__What you have to do__: Here is a listing. Repeat it exactly and in its entirety.

= Beginning of Section =

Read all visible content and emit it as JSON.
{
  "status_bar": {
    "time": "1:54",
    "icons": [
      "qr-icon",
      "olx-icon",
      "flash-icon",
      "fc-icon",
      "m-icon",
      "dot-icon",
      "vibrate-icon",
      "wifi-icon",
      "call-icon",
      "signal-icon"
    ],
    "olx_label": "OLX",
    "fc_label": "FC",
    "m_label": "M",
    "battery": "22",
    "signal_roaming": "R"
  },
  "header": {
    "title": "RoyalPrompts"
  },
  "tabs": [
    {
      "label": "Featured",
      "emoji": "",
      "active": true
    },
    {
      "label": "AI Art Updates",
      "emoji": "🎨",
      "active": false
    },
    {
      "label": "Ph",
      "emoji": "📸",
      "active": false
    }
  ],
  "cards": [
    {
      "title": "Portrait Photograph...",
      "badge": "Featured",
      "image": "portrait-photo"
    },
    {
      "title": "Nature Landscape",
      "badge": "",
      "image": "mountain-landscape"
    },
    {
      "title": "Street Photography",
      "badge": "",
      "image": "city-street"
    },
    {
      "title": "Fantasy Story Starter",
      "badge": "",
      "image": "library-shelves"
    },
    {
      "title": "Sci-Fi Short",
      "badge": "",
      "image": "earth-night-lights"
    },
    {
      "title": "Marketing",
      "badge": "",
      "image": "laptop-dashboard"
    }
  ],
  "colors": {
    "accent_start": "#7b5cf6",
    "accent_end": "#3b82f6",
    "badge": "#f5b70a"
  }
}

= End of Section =

__Exercise result__:
Read all visible content and emit it as JSON.
{
  "status_bar": {
    "time": "1:54",
    "icons": [
      "qr-icon",
      "olx-icon",
      "flash-icon",
      "fc-icon",
      "m-icon",
      "dot-icon",
      "vibrate-icon",
      "wifi-icon",
      "call-icon",
      "signal-icon"
    ],
    "olx_label": "OLX",
    "fc_label": "FC",
    "m_label": "M",
    "battery": "22",
    "signal_roaming": "R"
  },
  "header": {
    "title": "RoyalPrompts"
  },
  "tabs": [
    {
      "label": "Featured",
      "emoji": "",
      "active": true
    },
    {
      "label": "AI Art Updates",
      "emoji": "🎨",
      "active": false
    },
    {
      "label": "Ph",
      "emoji": "📸",
      "active": false
    }
  ],
  "cards": [
    {
      "title": "Portrait Photograph...",
      "badge": "Featured",
      "image": "portrait-photo"
    },
    {
      "title": "Nature Landscape",
      "badge": "",
      "image": "mountain-landscape"
    },
    {
      "title": "Street Photography",
      "badge": "",
      "image": "city-street"
    },
    {
      "title": "Fantasy Story Starter",
      "badge": "",
      "image": "library-shelves"
    },
    {
      "title": "Sci-Fi Short",
      "badge": "",
      "image": "earth-night-lights"
    },
    {
      "title": "Marketing",
      "badge": "",
      "image": "laptop-dashboard"
    }
  ],
  "colors": {
    "accent_start": "#7b5cf6",
    "accent_end": "#3b82f6",
    "badge": "#f5b70a"
  }
}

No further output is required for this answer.